22 4 The Pleasant Valley 1:25
23 5 Donnycarney 1:23
24 6 Rain has fallen 1:47
25 7 Now, O now, in this brown land 3:59
CD 2 [68:30]
1 When I came last to Ludlow*† 1:17
2 ’Tis time, I think, by Wenlock town† 1:31
3 Far in a western brookland*† 2:30
4 Loveliest of trees*† 1:41
5 Oh fair enough are sky and plain (first version)*† 2:22
6 Oh fair enough are sky and plain (second version)† 2:25
7 Oh fair enough are sky and plain (third version)† 2:46
(Alfred Edward Housman)
8 Weep you no more§ (Sixteenth century, author anonymous) 2:15
9 The Sweet o’ the Year*§ (William Shakespeare) 0:58
10 The Day of Palms§ (Arthur William Symons) 3:18
11 Blue-eyed Spring§ (Robert Nichols) 1:13
12 Rosefrail*‡ 1:18
13 Tilly‡ 2:26

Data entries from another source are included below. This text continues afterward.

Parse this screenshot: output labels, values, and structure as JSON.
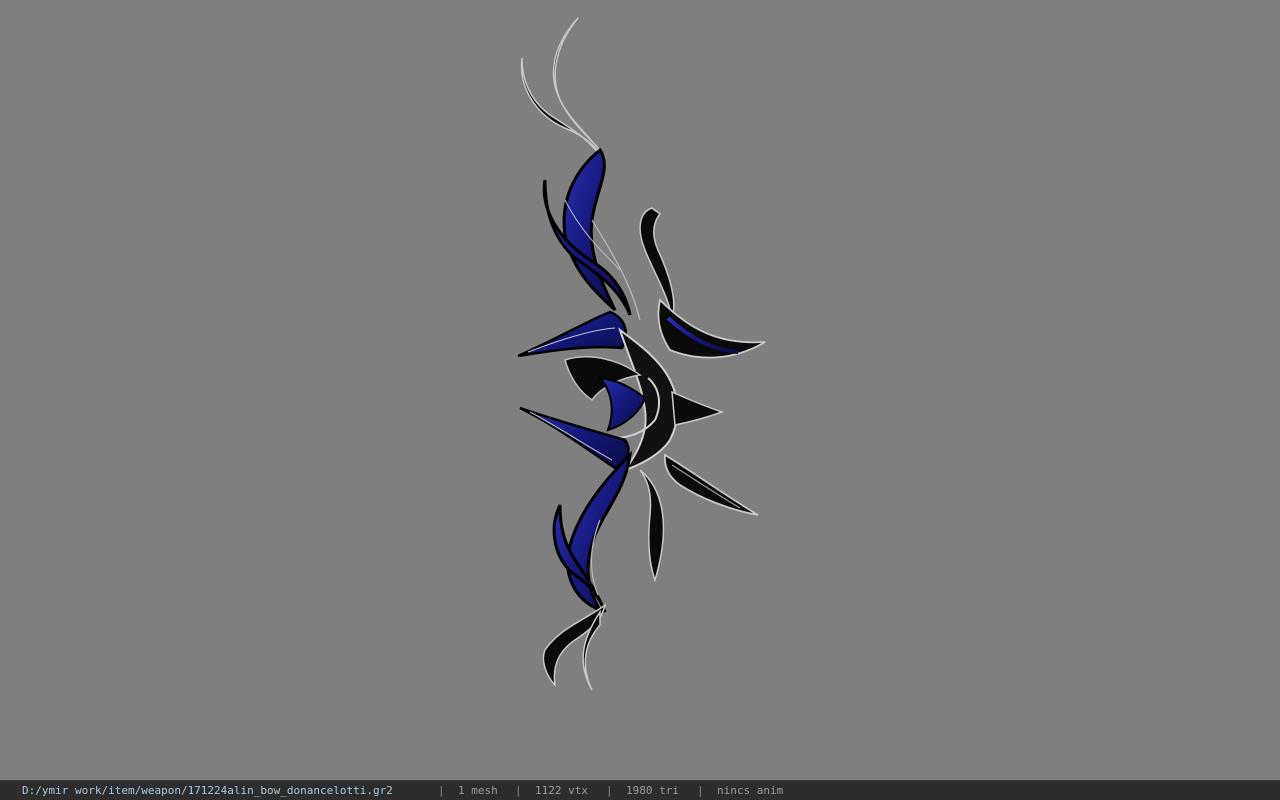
{
  "viewer": {
    "background_color": "#7f7f7f",
    "model": {
      "name": "alin bow",
      "primary_color": "#1a1f8c",
      "outline_color": "#000000",
      "highlight_color": "#b8b8c8"
    }
  },
  "status_bar": {
    "file_path": "D:/ymir work/item/weapon/171224alin_bow_donancelotti.gr2",
    "separator": "|",
    "mesh_count": "1 mesh",
    "vertex_count": "1122 vtx",
    "triangle_count": "1980 tri",
    "anim_status": "nincs anim"
  }
}
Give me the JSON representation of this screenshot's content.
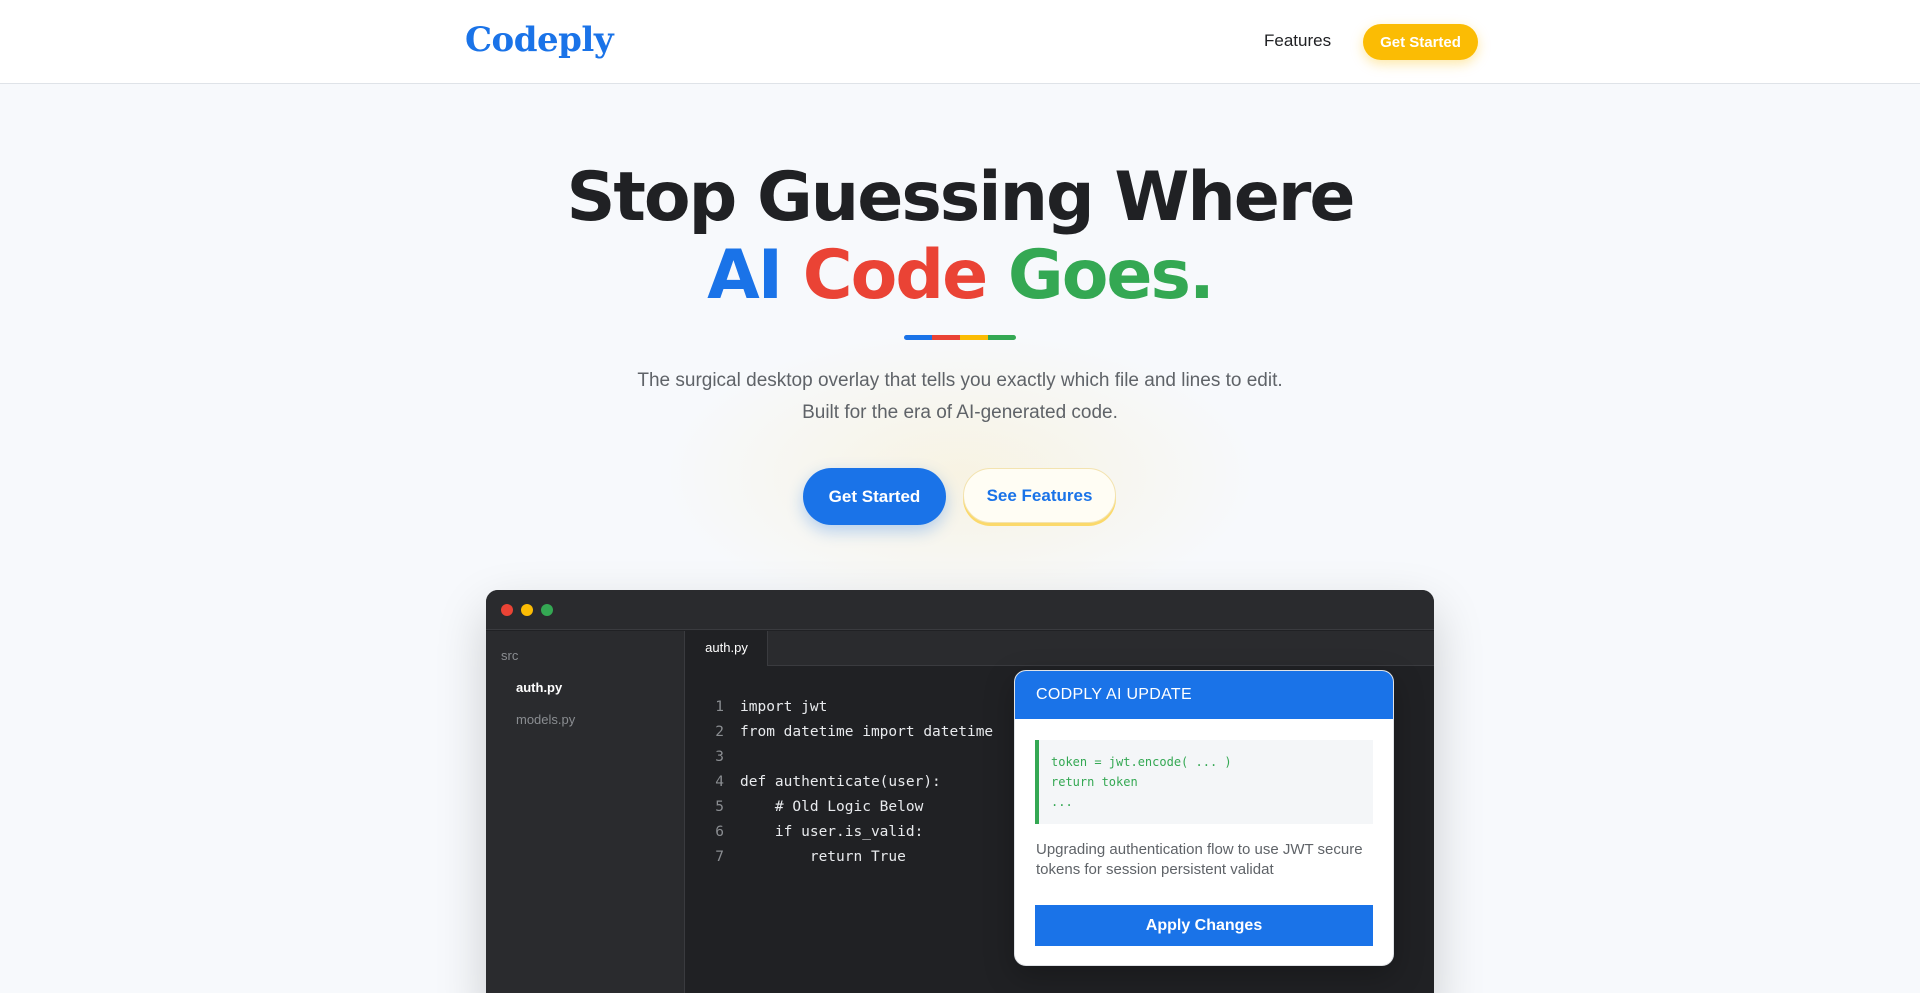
{
  "nav": {
    "logo": "Codeply",
    "features_link": "Features",
    "cta_label": "Get Started"
  },
  "hero": {
    "headline_line1": "Stop Guessing Where",
    "headline_word_ai": "AI",
    "headline_word_code": "Code",
    "headline_word_goes": "Goes.",
    "subtitle_line1": "The surgical desktop overlay that tells you exactly which file and lines to edit.",
    "subtitle_line2": "Built for the era of AI-generated code.",
    "primary_button": "Get Started",
    "secondary_button": "See Features",
    "accent_colors": [
      "#1a73e8",
      "#ea4335",
      "#fbbc04",
      "#34a853"
    ]
  },
  "editor": {
    "window_controls": [
      "close-dot",
      "minimize-dot",
      "maximize-dot"
    ],
    "sidebar": {
      "folder": "src",
      "files": [
        "auth.py",
        "models.py"
      ],
      "active_file": "auth.py"
    },
    "active_tab": "auth.py",
    "code_lines": [
      {
        "num": "1",
        "text": "import jwt"
      },
      {
        "num": "2",
        "text": "from datetime import datetime"
      },
      {
        "num": "3",
        "text": ""
      },
      {
        "num": "4",
        "text": "def authenticate(user):"
      },
      {
        "num": "5",
        "text": "    # Old Logic Below"
      },
      {
        "num": "6",
        "text": "    if user.is_valid:"
      },
      {
        "num": "7",
        "text": "        return True"
      }
    ]
  },
  "popup": {
    "header": "CODPLY AI UPDATE",
    "diff_lines": [
      "token = jwt.encode( ... )",
      "return token",
      "..."
    ],
    "description": "Upgrading authentication flow to use JWT secure tokens for session persistent validat",
    "apply_button": "Apply Changes"
  },
  "colors": {
    "brand_blue": "#1a73e8",
    "brand_red": "#ea4335",
    "brand_yellow": "#fbbc04",
    "brand_green": "#34a853",
    "editor_bg": "#202124"
  }
}
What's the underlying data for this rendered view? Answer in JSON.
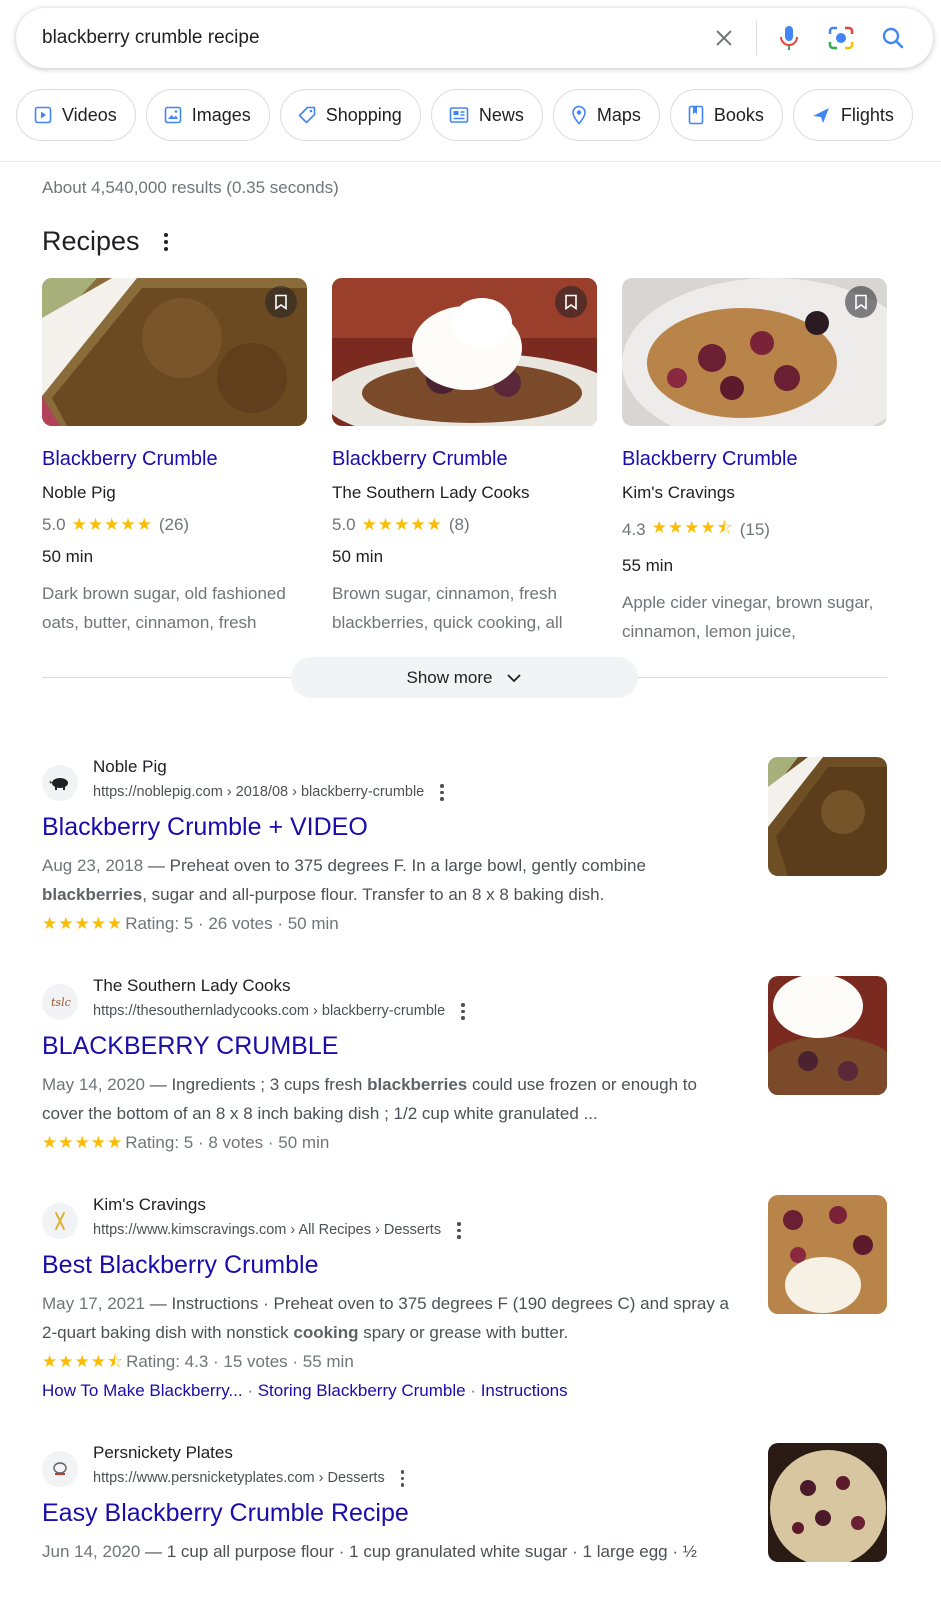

14 Rahoon*‡ (James Joyce) 3:04
Four English Lyrics§
15 1 Cherry Ripe (Thomas Campion) 1:54
16 2 Willow Song (Francis Beaumont and John Fletcher) 1:30
17 3 The Constant Lover (William Browne) 1:32
18 4 The Passionate Shepherd (Christopher Marlowe) 3:15
Four Shakespeare Songs‡
19 1 The Lover and his Lass 1:37
20 2 Where the bee sucks 1:28
21 3 When daisies pied 1:16
22 4 When icicles hang by the wall 1:12
23 Diaphenia*§ (Henry Chettle or Henry Constable) 2:11
24 Rosaline§ (Thomas Lodge) 3:25
25 The Monk’s Fancy§ (Henry .J. Hope) 2:14
26 Invitation in Autumn§ (Seumas O’Sullivan) 4:10
27 If There Be Any Gods‡ (Seumas O’Sullivan) 1:19
Six Poems of Seumas O’Sullivan*‡
28 1 Evening 1:59
29 2 The Poplars 2:13
30 3 A Cottager 2:02
31 4 The Dustman 1:04
32 5 Lullaby 2:29
33 6 The Herdsman 2:36
Geraldine McGreevy soprano‡
Adrian Thompson tenor§
Roderick Williams baritone†
John Talbot piano
24-bit / 96 kHz band
premiere recordings (except*)